The main function of engine oil is lubricating the internal moving parts of the engine in order to minimize wear and tear. Therefore, engine oil must have the
proper viscosity for cold starts to flow quickly to all points of the engine, just as it must have adequate viscosity at high operating temperatures, to guarantee lubrication. Other (but not less important) functions are the following:

  • Cooling the engine internally.
  • Controlling the formation of soot deposits, the product of combustion, to prevent the rings from the rings from becoming stuck in the ring grooves.
  • Neutralizing the acids that are formed during combustion.
  • Protecting against corrosion and rust.

Reducing wear and tear of engine internal components, thus cutting maintenance costs.



Internationally there are 2 classifications for engine oils, namely the SAE Viscosity Grade, which refers to viscosity, and the API Service Level category, which indicates whether the oil is for gasoline or diesel engines. Society of Automotive Engineers (SAE) Viscosity Grade: This refers to oil viscosity, regardless of the API level, and separates oils into two groups:

Monograde oils: SAE 30, 40, 50
Multigrade oils: SAE 10W30, 15W40, 20W50, etc.

Under the API Service Level category, oils suitable for gasoline are identified with the initial letter S, while oils suitable for diesel engines are identified with the initial letter C. For example: – Oils for automotive gasoline engines are divided into the following categories: SN, SM, SL, SH, SG…SN provides the highest performance level. – Oils for automotive diesel engines are divided into the following categories: CJ-4, CI-4, CH-4. CJ-4 provides the highest performance level. Additionally, according to the class of lubricant base used in their formulations, they can be classified as: mineral, semi-synthetic and synthetic oils. VENOCO formulates and produces the widest range of lubricants for each user’s specific needs.
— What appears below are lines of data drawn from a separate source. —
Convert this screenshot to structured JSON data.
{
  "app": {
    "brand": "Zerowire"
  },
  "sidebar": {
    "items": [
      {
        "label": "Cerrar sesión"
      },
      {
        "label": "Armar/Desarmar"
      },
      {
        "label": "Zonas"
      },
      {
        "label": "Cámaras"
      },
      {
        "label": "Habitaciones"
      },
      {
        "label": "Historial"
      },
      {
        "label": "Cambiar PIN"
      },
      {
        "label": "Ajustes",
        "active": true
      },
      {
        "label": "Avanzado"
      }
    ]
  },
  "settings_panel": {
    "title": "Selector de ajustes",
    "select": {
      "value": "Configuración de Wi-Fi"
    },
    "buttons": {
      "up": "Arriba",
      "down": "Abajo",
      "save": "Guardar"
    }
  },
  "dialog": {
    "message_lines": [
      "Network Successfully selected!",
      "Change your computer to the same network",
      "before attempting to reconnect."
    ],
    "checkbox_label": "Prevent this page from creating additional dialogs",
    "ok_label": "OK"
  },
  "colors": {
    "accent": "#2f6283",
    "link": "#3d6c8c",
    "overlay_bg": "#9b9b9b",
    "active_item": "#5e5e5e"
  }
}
Because of false beliefs that the thicker the better an automotive engine oil, in most stores users are advised to buy monograde oils. Monograde oils are highly viscous at room temperature and quickly lose their viscosity when heated. On the contrary, multigrade oils have a low viscosity index at room temperature, and therefore they can be pumped more quickly into the engine during start-up, thus significantly reducing wear (about 60% compared to monograde oil). When temperature increases multigrade oils also lose their viscosity, but much less so than monograde oils.